Starting in 1947, Rice would catch the majority of the Cardinals’ games going forward, helping St. Louis to a league-best team ERA in 1947 and again in 1949, and himself leading all NL catchers in fielding percentage in both 1948 and 1949. And 1952 (the year of our featured photo) would find Del having his best offensive season, with an 11/65/.259 line with 27 doubles, which would carry over into 1953 as he earned his only All-Star Game selection (although he was injured and did not play). Interestingly, during his Cardinal days, he also happened to have a professional basketball career, playing for the Rochester Royals of the old National Basketball League from 1946-1950, until the Cardinals suggested he stick to baseball (imagine a major league catcher doing so today!).
With injuries and being a long-time starting catcher taking their toll into the mid-1950’s, Rice was traded to the Milwaukee Braves in 1955, and, while relegated to part-time status, did participate in two more World Series, getting a second career championship ring in 1957 as they defeated the New York Yankees in 7 games.
Unfortunately, another encounter at home plate with Willie Mays would prove costly to Del Rice; on June 1, 1959, at County Stadium in Milwaukee in the top of the 8th with the score already 7-2 Giants, the now San-Francisco-Giant Mays was looking to score from first on a Orlando Cepeda double, with Rice again looking to deny the run.

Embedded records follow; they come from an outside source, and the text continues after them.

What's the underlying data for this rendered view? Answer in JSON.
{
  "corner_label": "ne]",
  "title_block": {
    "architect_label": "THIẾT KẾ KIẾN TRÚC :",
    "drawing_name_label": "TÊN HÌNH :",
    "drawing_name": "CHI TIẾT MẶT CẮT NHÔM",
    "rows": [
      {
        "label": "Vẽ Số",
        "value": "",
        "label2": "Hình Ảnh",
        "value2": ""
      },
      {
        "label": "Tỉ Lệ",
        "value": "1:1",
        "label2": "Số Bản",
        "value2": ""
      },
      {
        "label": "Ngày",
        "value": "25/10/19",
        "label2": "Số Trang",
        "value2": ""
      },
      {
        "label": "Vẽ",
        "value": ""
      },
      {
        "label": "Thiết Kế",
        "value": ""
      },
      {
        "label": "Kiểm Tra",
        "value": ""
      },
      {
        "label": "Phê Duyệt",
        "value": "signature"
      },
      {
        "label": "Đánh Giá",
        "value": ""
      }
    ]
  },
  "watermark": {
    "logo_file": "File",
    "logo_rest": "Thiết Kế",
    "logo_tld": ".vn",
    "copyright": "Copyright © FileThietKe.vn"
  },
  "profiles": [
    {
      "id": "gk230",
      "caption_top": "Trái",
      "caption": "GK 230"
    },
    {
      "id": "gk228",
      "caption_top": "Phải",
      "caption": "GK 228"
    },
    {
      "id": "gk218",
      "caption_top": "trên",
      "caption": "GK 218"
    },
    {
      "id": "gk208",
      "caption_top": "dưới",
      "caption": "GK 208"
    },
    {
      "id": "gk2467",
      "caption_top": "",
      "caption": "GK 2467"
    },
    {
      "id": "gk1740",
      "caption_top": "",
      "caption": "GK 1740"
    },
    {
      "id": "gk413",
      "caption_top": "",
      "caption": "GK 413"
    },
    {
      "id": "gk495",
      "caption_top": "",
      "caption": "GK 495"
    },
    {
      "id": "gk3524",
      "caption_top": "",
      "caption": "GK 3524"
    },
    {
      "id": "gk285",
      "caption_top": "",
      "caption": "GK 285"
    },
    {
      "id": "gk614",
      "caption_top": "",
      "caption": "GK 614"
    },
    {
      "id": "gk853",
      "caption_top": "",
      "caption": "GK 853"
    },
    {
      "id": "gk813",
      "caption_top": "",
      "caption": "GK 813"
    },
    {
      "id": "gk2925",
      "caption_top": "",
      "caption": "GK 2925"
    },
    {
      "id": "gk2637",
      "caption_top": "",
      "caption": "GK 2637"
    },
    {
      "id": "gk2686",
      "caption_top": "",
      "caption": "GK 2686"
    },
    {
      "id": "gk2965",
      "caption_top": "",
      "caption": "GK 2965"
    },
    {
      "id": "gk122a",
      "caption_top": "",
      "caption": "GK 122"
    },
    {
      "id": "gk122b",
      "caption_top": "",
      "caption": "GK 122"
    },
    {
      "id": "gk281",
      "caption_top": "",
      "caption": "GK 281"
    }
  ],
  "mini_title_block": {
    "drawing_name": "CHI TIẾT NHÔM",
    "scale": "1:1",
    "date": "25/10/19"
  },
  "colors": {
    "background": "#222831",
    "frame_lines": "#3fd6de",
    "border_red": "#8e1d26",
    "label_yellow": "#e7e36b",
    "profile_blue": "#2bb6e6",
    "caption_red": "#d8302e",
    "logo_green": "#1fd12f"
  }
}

Mays was again successful but at the cost of a fractured left leg for Rice, who was carried off on a stretcher and would miss two months of the season. Only used sparingly thereafter, he was moved to a coach’s position, then released at season’s end. He’d play a few more games for various teams, and ended up as the very first player chosen by the expansion Los Angeles Angels, finishing his playing career as a player-coach. He’d be retained by the Angels as a coach and would continue on in various coaching, managing and scouting positions for many years.
Willie Mays, of course, would go on to be one of the greatest players in the history of the sport, and how about more eye-popping stats to prove it – he’s top ten all time in many offensive categories, including 660 HRs (5th all time), 6,066 Total Bases (3rd all time), 1,323 Extra Base Hits (5th all time) and 2,062 Runs Scored (7th all time). And if you want to include the modern-day sabermetric WAR (Wins Above Replacement) for position players, career, where does Mays rank? How about 3rd all time (156.4).
But back in May 1952, Willie Mays was the one with an uncertain future, and Del Rice the established veteran, but still neither could begin to guess what lay ahead – moves to cities that had yet to have MLB franchises, winning pennants and championships for ball clubs that really had yet to exist, and being unable to play due to circumstances beyond their control, be it in the service of their country, or in the event of sudden injury. Either way, with the click of a camera, we can celebrate another Moment in Time now long gone.
More great reading with these classics of baseball literature, now on sale!